**Instructions for the task:**
Look through the entries below for the string "armchair", and copy each line where it is found.

**Material for this task:**
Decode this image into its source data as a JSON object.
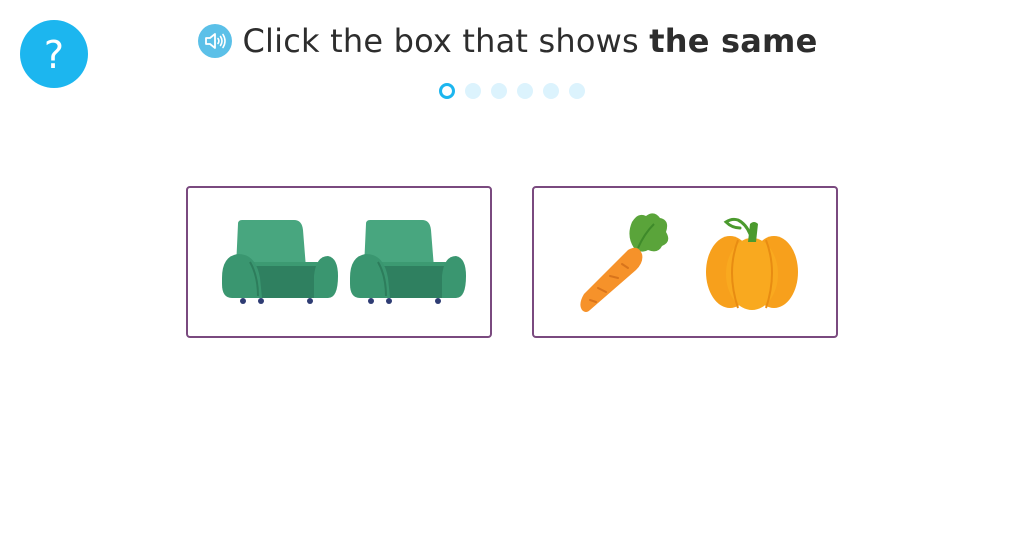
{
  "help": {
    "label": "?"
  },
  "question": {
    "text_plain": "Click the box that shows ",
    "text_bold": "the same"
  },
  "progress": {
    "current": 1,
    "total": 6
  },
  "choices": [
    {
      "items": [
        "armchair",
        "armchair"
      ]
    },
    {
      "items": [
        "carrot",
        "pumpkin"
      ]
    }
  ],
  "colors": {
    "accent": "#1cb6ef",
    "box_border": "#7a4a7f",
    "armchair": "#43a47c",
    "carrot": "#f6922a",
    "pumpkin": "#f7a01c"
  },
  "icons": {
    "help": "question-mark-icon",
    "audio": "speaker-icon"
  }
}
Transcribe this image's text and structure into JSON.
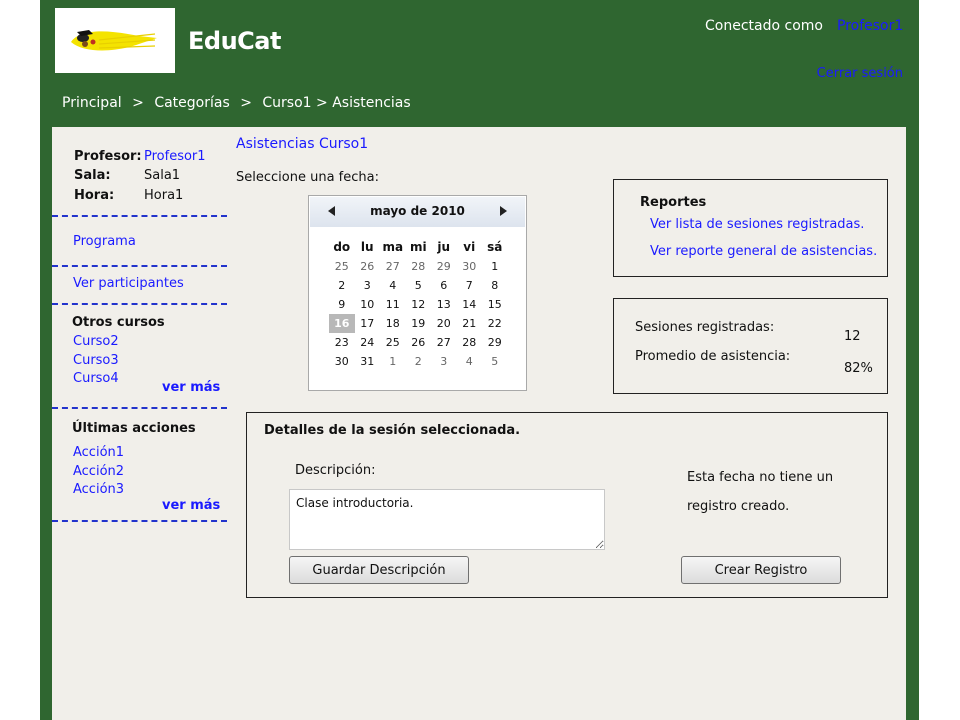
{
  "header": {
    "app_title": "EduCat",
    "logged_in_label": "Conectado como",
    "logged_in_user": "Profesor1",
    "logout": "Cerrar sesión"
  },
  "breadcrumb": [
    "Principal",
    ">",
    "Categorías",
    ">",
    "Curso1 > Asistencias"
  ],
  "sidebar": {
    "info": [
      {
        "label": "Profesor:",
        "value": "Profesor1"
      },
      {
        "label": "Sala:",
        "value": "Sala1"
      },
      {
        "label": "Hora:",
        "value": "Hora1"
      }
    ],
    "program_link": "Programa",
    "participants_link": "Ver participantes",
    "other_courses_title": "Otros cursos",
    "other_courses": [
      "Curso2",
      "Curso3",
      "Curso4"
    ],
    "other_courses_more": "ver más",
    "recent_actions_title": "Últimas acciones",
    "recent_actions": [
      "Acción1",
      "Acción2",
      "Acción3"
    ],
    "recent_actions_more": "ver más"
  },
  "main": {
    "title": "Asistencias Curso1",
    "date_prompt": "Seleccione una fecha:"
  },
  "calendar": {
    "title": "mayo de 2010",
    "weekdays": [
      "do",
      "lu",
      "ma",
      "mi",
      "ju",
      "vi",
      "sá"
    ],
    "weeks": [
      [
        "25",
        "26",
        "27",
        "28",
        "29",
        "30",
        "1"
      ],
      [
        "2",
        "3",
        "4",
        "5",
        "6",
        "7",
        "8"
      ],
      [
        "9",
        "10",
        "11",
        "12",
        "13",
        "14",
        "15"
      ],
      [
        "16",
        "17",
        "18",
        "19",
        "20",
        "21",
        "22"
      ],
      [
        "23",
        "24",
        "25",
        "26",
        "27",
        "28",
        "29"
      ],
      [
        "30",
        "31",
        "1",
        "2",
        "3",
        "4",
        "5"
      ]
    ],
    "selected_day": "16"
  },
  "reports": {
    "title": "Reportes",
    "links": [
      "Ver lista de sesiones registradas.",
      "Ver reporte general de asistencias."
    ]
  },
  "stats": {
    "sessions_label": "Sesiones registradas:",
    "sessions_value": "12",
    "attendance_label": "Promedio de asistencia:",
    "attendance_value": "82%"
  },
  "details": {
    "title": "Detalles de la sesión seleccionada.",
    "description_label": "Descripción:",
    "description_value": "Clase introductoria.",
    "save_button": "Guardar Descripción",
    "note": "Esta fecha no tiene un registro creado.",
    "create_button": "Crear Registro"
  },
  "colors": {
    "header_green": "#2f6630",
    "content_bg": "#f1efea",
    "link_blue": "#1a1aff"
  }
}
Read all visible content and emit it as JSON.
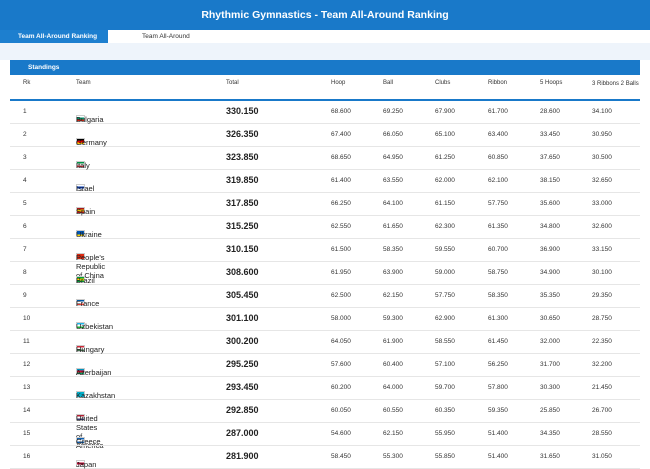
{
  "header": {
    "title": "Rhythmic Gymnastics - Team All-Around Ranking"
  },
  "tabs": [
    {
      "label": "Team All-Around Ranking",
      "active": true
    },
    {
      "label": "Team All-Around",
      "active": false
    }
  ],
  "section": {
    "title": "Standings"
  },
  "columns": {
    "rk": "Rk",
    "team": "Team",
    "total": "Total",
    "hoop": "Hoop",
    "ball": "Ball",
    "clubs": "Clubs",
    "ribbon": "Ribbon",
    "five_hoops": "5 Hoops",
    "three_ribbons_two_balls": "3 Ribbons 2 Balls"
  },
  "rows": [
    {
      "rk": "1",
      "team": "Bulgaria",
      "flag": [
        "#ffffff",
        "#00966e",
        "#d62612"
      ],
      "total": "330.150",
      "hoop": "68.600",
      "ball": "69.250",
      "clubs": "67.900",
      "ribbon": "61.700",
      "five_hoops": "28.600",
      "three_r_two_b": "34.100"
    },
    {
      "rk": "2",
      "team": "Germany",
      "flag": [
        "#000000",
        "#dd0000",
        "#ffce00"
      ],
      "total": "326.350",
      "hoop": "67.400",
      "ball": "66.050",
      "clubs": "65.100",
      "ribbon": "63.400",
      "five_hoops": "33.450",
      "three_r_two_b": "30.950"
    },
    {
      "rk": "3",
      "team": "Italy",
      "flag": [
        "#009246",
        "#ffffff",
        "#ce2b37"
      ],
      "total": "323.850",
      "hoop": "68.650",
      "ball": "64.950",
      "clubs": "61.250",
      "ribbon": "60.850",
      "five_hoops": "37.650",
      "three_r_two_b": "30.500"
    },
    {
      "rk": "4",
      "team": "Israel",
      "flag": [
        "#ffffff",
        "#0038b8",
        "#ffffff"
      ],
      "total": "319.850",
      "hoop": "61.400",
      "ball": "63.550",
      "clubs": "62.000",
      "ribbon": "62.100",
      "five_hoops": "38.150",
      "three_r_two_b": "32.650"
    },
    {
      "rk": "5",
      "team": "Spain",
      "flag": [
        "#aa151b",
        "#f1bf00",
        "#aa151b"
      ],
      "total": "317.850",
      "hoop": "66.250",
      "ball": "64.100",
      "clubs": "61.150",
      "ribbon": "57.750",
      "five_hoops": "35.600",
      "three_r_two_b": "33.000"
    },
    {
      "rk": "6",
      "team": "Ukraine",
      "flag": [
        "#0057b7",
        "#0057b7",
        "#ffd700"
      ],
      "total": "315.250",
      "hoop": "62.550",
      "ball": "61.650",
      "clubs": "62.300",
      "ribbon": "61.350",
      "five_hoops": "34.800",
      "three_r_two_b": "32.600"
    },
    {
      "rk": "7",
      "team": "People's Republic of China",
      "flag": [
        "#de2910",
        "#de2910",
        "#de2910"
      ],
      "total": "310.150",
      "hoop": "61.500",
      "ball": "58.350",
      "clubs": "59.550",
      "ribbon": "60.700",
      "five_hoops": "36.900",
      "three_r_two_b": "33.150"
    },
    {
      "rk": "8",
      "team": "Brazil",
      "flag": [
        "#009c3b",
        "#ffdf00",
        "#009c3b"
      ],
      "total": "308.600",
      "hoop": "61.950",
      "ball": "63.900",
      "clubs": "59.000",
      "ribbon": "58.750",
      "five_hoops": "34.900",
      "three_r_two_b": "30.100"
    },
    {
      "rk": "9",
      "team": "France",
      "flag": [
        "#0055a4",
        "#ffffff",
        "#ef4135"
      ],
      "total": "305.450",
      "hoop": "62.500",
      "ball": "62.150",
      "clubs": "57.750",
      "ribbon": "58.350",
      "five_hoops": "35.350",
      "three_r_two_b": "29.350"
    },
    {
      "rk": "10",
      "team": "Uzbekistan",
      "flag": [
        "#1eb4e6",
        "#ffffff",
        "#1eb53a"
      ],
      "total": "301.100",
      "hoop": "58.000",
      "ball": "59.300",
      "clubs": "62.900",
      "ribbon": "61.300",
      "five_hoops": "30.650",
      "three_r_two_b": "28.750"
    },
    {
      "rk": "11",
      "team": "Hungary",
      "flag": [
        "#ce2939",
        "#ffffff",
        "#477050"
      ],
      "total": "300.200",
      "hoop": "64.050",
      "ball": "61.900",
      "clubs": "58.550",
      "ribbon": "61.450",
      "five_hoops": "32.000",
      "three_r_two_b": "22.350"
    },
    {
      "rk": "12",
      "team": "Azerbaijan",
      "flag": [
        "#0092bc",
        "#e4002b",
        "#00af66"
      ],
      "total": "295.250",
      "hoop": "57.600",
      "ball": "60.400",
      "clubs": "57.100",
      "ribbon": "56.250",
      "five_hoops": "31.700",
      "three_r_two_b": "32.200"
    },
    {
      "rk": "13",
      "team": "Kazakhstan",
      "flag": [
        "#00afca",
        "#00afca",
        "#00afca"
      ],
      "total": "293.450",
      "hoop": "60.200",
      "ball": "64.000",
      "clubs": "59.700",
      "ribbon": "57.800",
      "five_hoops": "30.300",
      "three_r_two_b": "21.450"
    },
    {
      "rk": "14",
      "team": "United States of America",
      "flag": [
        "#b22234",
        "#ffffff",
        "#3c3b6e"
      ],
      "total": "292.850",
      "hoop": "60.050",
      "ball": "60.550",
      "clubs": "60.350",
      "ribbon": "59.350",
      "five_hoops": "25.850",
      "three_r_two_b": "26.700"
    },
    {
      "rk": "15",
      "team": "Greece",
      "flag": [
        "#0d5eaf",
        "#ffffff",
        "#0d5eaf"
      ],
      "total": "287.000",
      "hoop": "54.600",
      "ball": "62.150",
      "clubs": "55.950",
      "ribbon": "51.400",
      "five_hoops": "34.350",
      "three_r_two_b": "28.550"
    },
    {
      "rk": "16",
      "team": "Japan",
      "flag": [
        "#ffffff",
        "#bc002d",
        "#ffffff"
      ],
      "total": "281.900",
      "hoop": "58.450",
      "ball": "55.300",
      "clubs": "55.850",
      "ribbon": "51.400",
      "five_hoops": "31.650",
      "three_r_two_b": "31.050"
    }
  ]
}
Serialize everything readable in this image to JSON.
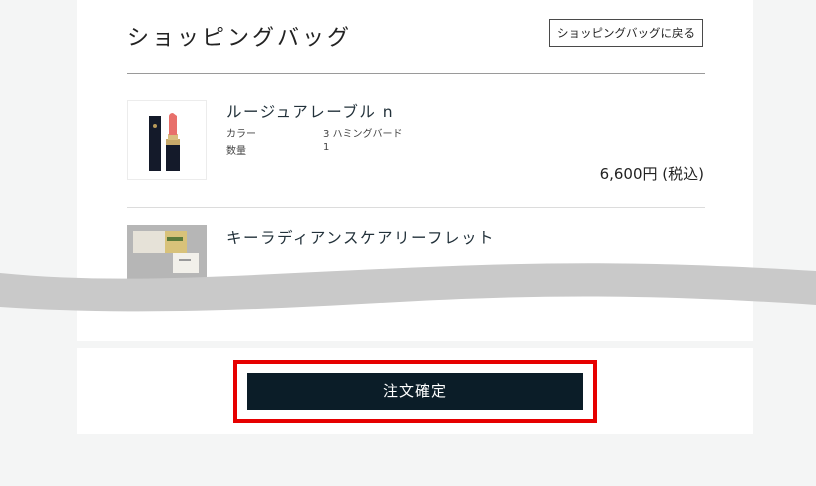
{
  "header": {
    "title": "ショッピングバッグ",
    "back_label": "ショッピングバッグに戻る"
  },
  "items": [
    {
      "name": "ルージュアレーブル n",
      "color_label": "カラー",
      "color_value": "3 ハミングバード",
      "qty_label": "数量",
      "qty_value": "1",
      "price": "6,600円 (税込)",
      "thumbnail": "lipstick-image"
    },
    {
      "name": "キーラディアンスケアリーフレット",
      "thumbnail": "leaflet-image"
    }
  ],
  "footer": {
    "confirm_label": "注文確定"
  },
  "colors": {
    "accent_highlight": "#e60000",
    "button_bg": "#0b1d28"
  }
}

**Response to this exercise:**
        "armchair",
        "armchair"
    "armchair": "#43a47c",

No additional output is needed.